Restate the records in full and exactly, with no images included.

*** TASK INPUT ***

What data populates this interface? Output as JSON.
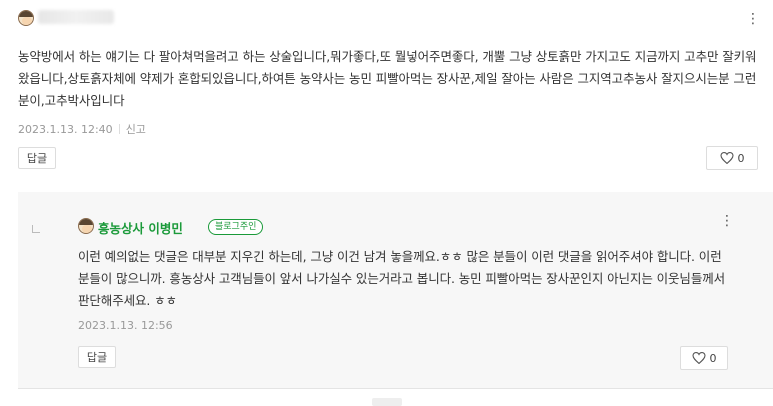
{
  "comment": {
    "author_blurred": true,
    "body": "농약방에서 하는 얘기는 다 팔아쳐먹을려고 하는 상술입니다,뭐가좋다,또 뭘넣어주면좋다, 개뿔 그냥 상토흙만 가지고도 지금까지 고추만 잘키워왔읍니다,상토흙자체에 약제가 혼합되있읍니다,하여튼 농약사는 농민 피빨아먹는 장사꾼,제일 잘아는 사람은 그지역고추농사 잘지으시는분 그런분이,고추박사입니다",
    "date": "2023.1.13. 12:40",
    "report_label": "신고",
    "reply_button": "답글",
    "like_count": "0",
    "more_icon": "⋮"
  },
  "reply": {
    "author": "흥농상사 이병민",
    "badge": "블로그주인",
    "body": "이런 예의없는 댓글은 대부분 지우긴 하는데, 그냥 이건 남겨 놓을께요.ㅎㅎ 많은 분들이 이런 댓글을 읽어주셔야 합니다. 이런 분들이 많으니까. 흥농상사 고객님들이 앞서 나가실수 있는거라고 봅니다. 농민 피빨아먹는 장사꾼인지 아닌지는 이웃님들께서 판단해주세요. ㅎㅎ",
    "date": "2023.1.13. 12:56",
    "reply_button": "답글",
    "like_count": "0",
    "more_icon": "⋮"
  },
  "icons": {
    "heart": "heart-outline-icon",
    "more": "vertical-dots-icon"
  },
  "colors": {
    "owner_green": "#1b9a3a",
    "reply_bg": "#f7f7f7"
  }
}
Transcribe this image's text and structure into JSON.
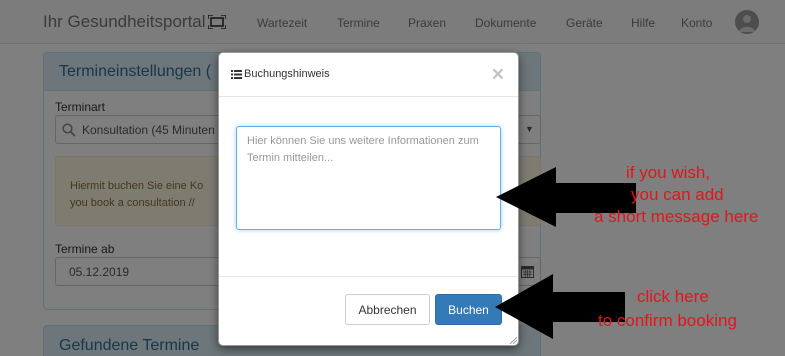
{
  "navbar": {
    "brand": "Ihr Gesundheitsportal",
    "items": [
      "Wartezeit",
      "Termine",
      "Praxen",
      "Dokumente",
      "Geräte",
      "Hilfe",
      "Konto"
    ]
  },
  "settings_panel": {
    "title": "Termineinstellungen (",
    "type_label": "Terminart",
    "type_value": "Konsultation (45 Minuten",
    "alert_line1": "Hiermit buchen Sie eine Ko",
    "alert_line2": "you book a consultation // ",
    "date_label": "Termine ab",
    "date_value": "05.12.2019"
  },
  "results_panel": {
    "title": "Gefundene Termine"
  },
  "modal": {
    "title": "Buchungshinweis",
    "close": "×",
    "textarea_placeholder": "Hier können Sie uns weitere Informationen zum Termin mitteilen...",
    "cancel_label": "Abbrechen",
    "book_label": "Buchen",
    "primary_color": "#337ab7"
  },
  "annotations": {
    "note1_line1": "if you wish,",
    "note1_line2": "you can add",
    "note1_line3": "a short message here",
    "note2_line1": "click here",
    "note2_line2": "to confirm booking",
    "color": "#e5141b"
  },
  "icons": [
    "fullscreen-icon",
    "user-avatar-icon",
    "search-icon",
    "caret-down-icon",
    "calendar-icon",
    "list-icon",
    "close-icon",
    "resize-grip-icon",
    "arrow-icon"
  ]
}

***

### [OUTPUT OF THE EXERCISE]
What data populates this interface? Output as JSON.
{
  "comment": {
    "author_blurred": true,
    "body": "농약방에서 하는 얘기는 다 팔아쳐먹을려고 하는 상술입니다,뭐가좋다,또 뭘넣어주면좋다, 개뿔 그냥 상토흙만 가지고도 지금까지 고추만 잘키워왔읍니다,상토흙자체에 약제가 혼합되있읍니다,하여튼 농약사는 농민 피빨아먹는 장사꾼,제일 잘아는 사람은 그지역고추농사 잘지으시는분 그런분이,고추박사입니다",
    "date": "2023.1.13. 12:40",
    "report_label": "신고",
    "reply_button": "답글",
    "like_count": "0",
    "more_icon": "⋮"
  },
  "reply": {
    "author": "흥농상사 이병민",
    "badge": "블로그주인",
    "body": "이런 예의없는 댓글은 대부분 지우긴 하는데, 그냥 이건 남겨 놓을께요.ㅎㅎ 많은 분들이 이런 댓글을 읽어주셔야 합니다. 이런 분들이 많으니까. 흥농상사 고객님들이 앞서 나가실수 있는거라고 봅니다. 농민 피빨아먹는 장사꾼인지 아닌지는 이웃님들께서 판단해주세요. ㅎㅎ",
    "date": "2023.1.13. 12:56",
    "reply_button": "답글",
    "like_count": "0",
    "more_icon": "⋮"
  },
  "icons": {
    "heart": "heart-outline-icon",
    "more": "vertical-dots-icon"
  },
  "colors": {
    "owner_green": "#1b9a3a",
    "reply_bg": "#f7f7f7"
  }
}
Transcribe this image's text and structure into JSON.
{
  "navbar": {
    "brand": "Ihr Gesundheitsportal",
    "items": [
      "Wartezeit",
      "Termine",
      "Praxen",
      "Dokumente",
      "Geräte",
      "Hilfe",
      "Konto"
    ]
  },
  "settings_panel": {
    "title": "Termineinstellungen (",
    "type_label": "Terminart",
    "type_value": "Konsultation (45 Minuten",
    "alert_line1": "Hiermit buchen Sie eine Ko",
    "alert_line2": "you book a consultation // ",
    "date_label": "Termine ab",
    "date_value": "05.12.2019"
  },
  "results_panel": {
    "title": "Gefundene Termine"
  },
  "modal": {
    "title": "Buchungshinweis",
    "close": "×",
    "textarea_placeholder": "Hier können Sie uns weitere Informationen zum Termin mitteilen...",
    "cancel_label": "Abbrechen",
    "book_label": "Buchen",
    "primary_color": "#337ab7"
  },
  "annotations": {
    "note1_line1": "if you wish,",
    "note1_line2": "you can add",
    "note1_line3": "a short message here",
    "note2_line1": "click here",
    "note2_line2": "to confirm booking",
    "color": "#e5141b"
  },
  "icons": [
    "fullscreen-icon",
    "user-avatar-icon",
    "search-icon",
    "caret-down-icon",
    "calendar-icon",
    "list-icon",
    "close-icon",
    "resize-grip-icon",
    "arrow-icon"
  ]
}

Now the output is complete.